» **Task details**: Output every line below as it stands, dropping only the images.

........

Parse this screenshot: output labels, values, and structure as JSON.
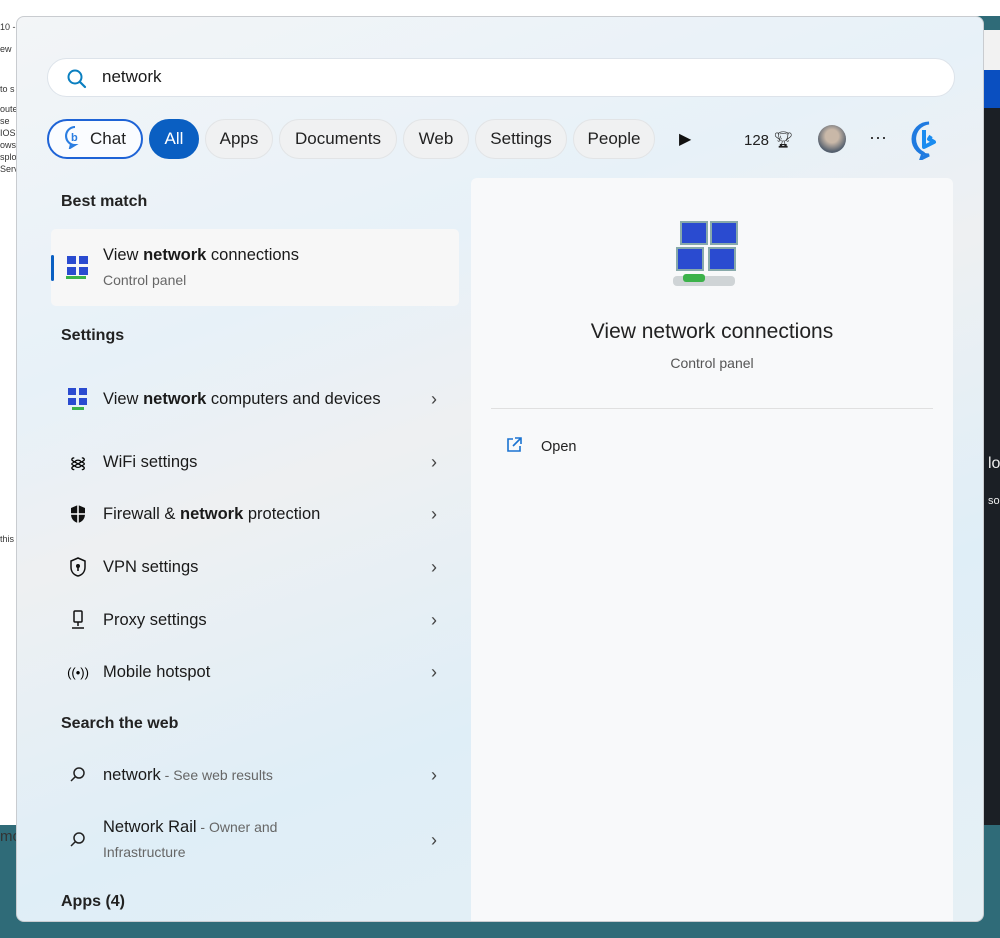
{
  "background": {
    "left_fragments": [
      "10 -",
      "ew",
      "to s",
      "oute",
      "se",
      "IOS",
      "ows_",
      "splo",
      "Serv_",
      "this",
      "mo"
    ],
    "right_fragments": [
      "lo",
      "so"
    ]
  },
  "search": {
    "value": "network"
  },
  "filters": {
    "chat": "Chat",
    "items": [
      "All",
      "Apps",
      "Documents",
      "Web",
      "Settings",
      "People"
    ],
    "active": "All",
    "points": "128"
  },
  "best_match": {
    "header": "Best match",
    "item": {
      "pre": "View ",
      "bold": "network",
      "post": " connections",
      "sub": "Control panel"
    }
  },
  "settings": {
    "header": "Settings",
    "items": [
      {
        "pre": "View ",
        "bold": "network",
        "post": " computers and devices",
        "icon": "network-computers-icon"
      },
      {
        "pre": "WiFi settings",
        "bold": "",
        "post": "",
        "icon": "wifi-icon"
      },
      {
        "pre": "Firewall & ",
        "bold": "network",
        "post": " protection",
        "icon": "shield-icon"
      },
      {
        "pre": "VPN settings",
        "bold": "",
        "post": "",
        "icon": "vpn-shield-icon"
      },
      {
        "pre": "Proxy settings",
        "bold": "",
        "post": "",
        "icon": "proxy-icon"
      },
      {
        "pre": "Mobile hotspot",
        "bold": "",
        "post": "",
        "icon": "hotspot-icon"
      }
    ]
  },
  "web": {
    "header": "Search the web",
    "items": [
      {
        "main": "network",
        "sub": " - See web results"
      },
      {
        "main": "Network Rail",
        "sub": " - Owner and Infrastructure"
      }
    ]
  },
  "apps": {
    "header": "Apps (4)"
  },
  "preview": {
    "title": "View network connections",
    "sub": "Control panel",
    "open": "Open"
  }
}
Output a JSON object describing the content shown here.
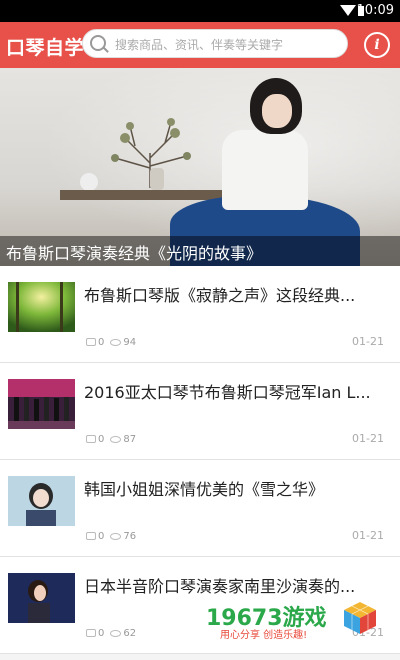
{
  "status": {
    "time": "10:09"
  },
  "header": {
    "logo": "口琴自学",
    "search_placeholder": "搜索商品、资讯、伴奏等关键字",
    "info_label": "i",
    "accent": "#e8514a"
  },
  "banner": {
    "caption": "布鲁斯口琴演奏经典《光阴的故事》"
  },
  "articles": [
    {
      "title": "布鲁斯口琴版《寂静之声》这段经典...",
      "comments": "0",
      "views": "94",
      "date": "01-21"
    },
    {
      "title": "2016亚太口琴节布鲁斯口琴冠军Ian L...",
      "comments": "0",
      "views": "87",
      "date": "01-21"
    },
    {
      "title": "韩国小姐姐深情优美的《雪之华》",
      "comments": "0",
      "views": "76",
      "date": "01-21"
    },
    {
      "title": "日本半音阶口琴演奏家南里沙演奏的...",
      "comments": "0",
      "views": "62",
      "date": "01-21"
    }
  ],
  "watermark": {
    "site": "19673游戏",
    "slogan": "用心分享  创造乐趣!"
  }
}
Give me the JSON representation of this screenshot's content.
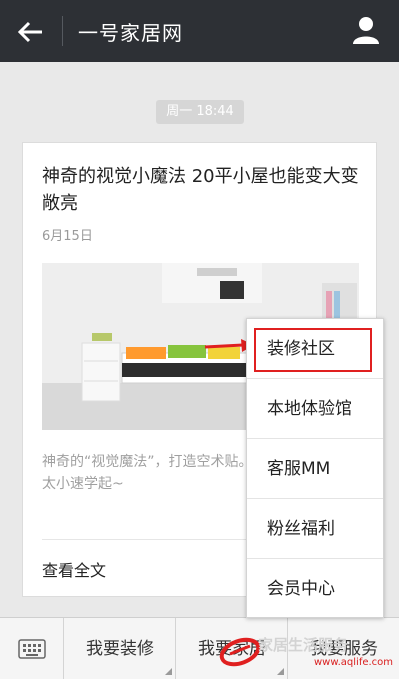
{
  "header": {
    "title": "一号家居网",
    "back_icon": "arrow-left-icon",
    "profile_icon": "person-icon"
  },
  "chat": {
    "timestamp": "周一 18:44"
  },
  "article": {
    "title": "神奇的视觉小魔法 20平小屋也能变大变敞亮",
    "date": "6月15日",
    "summary": "神奇的“视觉魔法”，打造空术贴。嫌自己家的空间太小速学起~",
    "read_more": "查看全文"
  },
  "bottom_menu": {
    "keyboard_icon": "keyboard-icon",
    "items": [
      "我要装修",
      "我要家居",
      "我要服务"
    ]
  },
  "popup_menu": {
    "items": [
      "装修社区",
      "本地体验馆",
      "客服MM",
      "粉丝福利",
      "会员中心"
    ],
    "highlighted_index": 0
  },
  "watermark": {
    "brand": "家居生活服务",
    "url": "www.aqlife.com"
  },
  "colors": {
    "topbar": "#2d3035",
    "highlight_border": "#e02020",
    "background": "#e9e9e9"
  }
}
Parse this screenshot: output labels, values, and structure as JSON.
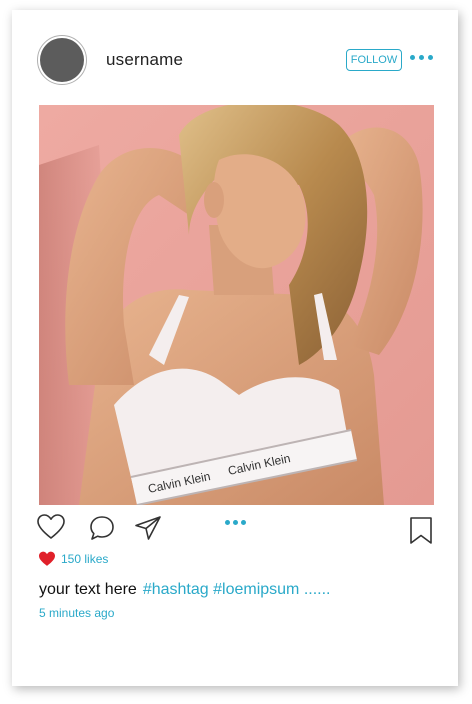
{
  "post": {
    "username": "username",
    "follow_label": "FOLLOW",
    "likes": "150 likes",
    "caption_text": "your text here",
    "caption_hashtags": "#hashtag #loemipsum ......",
    "timestamp": "5 minutes ago"
  },
  "photo": {
    "waistband_text": "Calvin Klein"
  },
  "icons": {
    "more_top": "more-horizontal-icon",
    "like": "heart-outline-icon",
    "comment": "comment-bubble-icon",
    "share": "paper-plane-icon",
    "save": "bookmark-icon",
    "liked": "heart-filled-icon"
  },
  "colors": {
    "accent": "#2aa9c9",
    "liked_heart": "#e0202a",
    "avatar": "#5c5c5c",
    "photo_background": "#e8a39c"
  }
}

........

» **Solution for this exercise**:
Parse this screenshot: output labels, values, and structure as JSON.
{
  "background": {
    "left_fragments": [
      "10 -",
      "ew",
      "to s",
      "oute",
      "se",
      "IOS",
      "ows_",
      "splo",
      "Serv_",
      "this",
      "mo"
    ],
    "right_fragments": [
      "lo",
      "so"
    ]
  },
  "search": {
    "value": "network"
  },
  "filters": {
    "chat": "Chat",
    "items": [
      "All",
      "Apps",
      "Documents",
      "Web",
      "Settings",
      "People"
    ],
    "active": "All",
    "points": "128"
  },
  "best_match": {
    "header": "Best match",
    "item": {
      "pre": "View ",
      "bold": "network",
      "post": " connections",
      "sub": "Control panel"
    }
  },
  "settings": {
    "header": "Settings",
    "items": [
      {
        "pre": "View ",
        "bold": "network",
        "post": " computers and devices",
        "icon": "network-computers-icon"
      },
      {
        "pre": "WiFi settings",
        "bold": "",
        "post": "",
        "icon": "wifi-icon"
      },
      {
        "pre": "Firewall & ",
        "bold": "network",
        "post": " protection",
        "icon": "shield-icon"
      },
      {
        "pre": "VPN settings",
        "bold": "",
        "post": "",
        "icon": "vpn-shield-icon"
      },
      {
        "pre": "Proxy settings",
        "bold": "",
        "post": "",
        "icon": "proxy-icon"
      },
      {
        "pre": "Mobile hotspot",
        "bold": "",
        "post": "",
        "icon": "hotspot-icon"
      }
    ]
  },
  "web": {
    "header": "Search the web",
    "items": [
      {
        "main": "network",
        "sub": " - See web results"
      },
      {
        "main": "Network Rail",
        "sub": " - Owner and Infrastructure"
      }
    ]
  },
  "apps": {
    "header": "Apps (4)"
  },
  "preview": {
    "title": "View network connections",
    "sub": "Control panel",
    "open": "Open"
  }
}
Output a JSON object describing the content shown here.
{
  "status": {
    "time": "10:09"
  },
  "header": {
    "logo": "口琴自学",
    "search_placeholder": "搜索商品、资讯、伴奏等关键字",
    "info_label": "i",
    "accent": "#e8514a"
  },
  "banner": {
    "caption": "布鲁斯口琴演奏经典《光阴的故事》"
  },
  "articles": [
    {
      "title": "布鲁斯口琴版《寂静之声》这段经典...",
      "comments": "0",
      "views": "94",
      "date": "01-21"
    },
    {
      "title": "2016亚太口琴节布鲁斯口琴冠军Ian L...",
      "comments": "0",
      "views": "87",
      "date": "01-21"
    },
    {
      "title": "韩国小姐姐深情优美的《雪之华》",
      "comments": "0",
      "views": "76",
      "date": "01-21"
    },
    {
      "title": "日本半音阶口琴演奏家南里沙演奏的...",
      "comments": "0",
      "views": "62",
      "date": "01-21"
    }
  ],
  "watermark": {
    "site": "19673游戏",
    "slogan": "用心分享  创造乐趣!"
  }
}
Give me the JSON representation of this screenshot's content.
{
  "header": {
    "title": "一号家居网",
    "back_icon": "arrow-left-icon",
    "profile_icon": "person-icon"
  },
  "chat": {
    "timestamp": "周一 18:44"
  },
  "article": {
    "title": "神奇的视觉小魔法 20平小屋也能变大变敞亮",
    "date": "6月15日",
    "summary": "神奇的“视觉魔法”，打造空术贴。嫌自己家的空间太小速学起~",
    "read_more": "查看全文"
  },
  "bottom_menu": {
    "keyboard_icon": "keyboard-icon",
    "items": [
      "我要装修",
      "我要家居",
      "我要服务"
    ]
  },
  "popup_menu": {
    "items": [
      "装修社区",
      "本地体验馆",
      "客服MM",
      "粉丝福利",
      "会员中心"
    ],
    "highlighted_index": 0
  },
  "watermark": {
    "brand": "家居生活服务",
    "url": "www.aqlife.com"
  },
  "colors": {
    "topbar": "#2d3035",
    "highlight_border": "#e02020",
    "background": "#e9e9e9"
  }
}
Parse this screenshot: output labels, values, and structure as JSON.
{
  "post": {
    "username": "username",
    "follow_label": "FOLLOW",
    "likes": "150 likes",
    "caption_text": "your text here",
    "caption_hashtags": "#hashtag #loemipsum ......",
    "timestamp": "5 minutes ago"
  },
  "photo": {
    "waistband_text": "Calvin Klein"
  },
  "icons": {
    "more_top": "more-horizontal-icon",
    "like": "heart-outline-icon",
    "comment": "comment-bubble-icon",
    "share": "paper-plane-icon",
    "save": "bookmark-icon",
    "liked": "heart-filled-icon"
  },
  "colors": {
    "accent": "#2aa9c9",
    "liked_heart": "#e0202a",
    "avatar": "#5c5c5c",
    "photo_background": "#e8a39c"
  }
}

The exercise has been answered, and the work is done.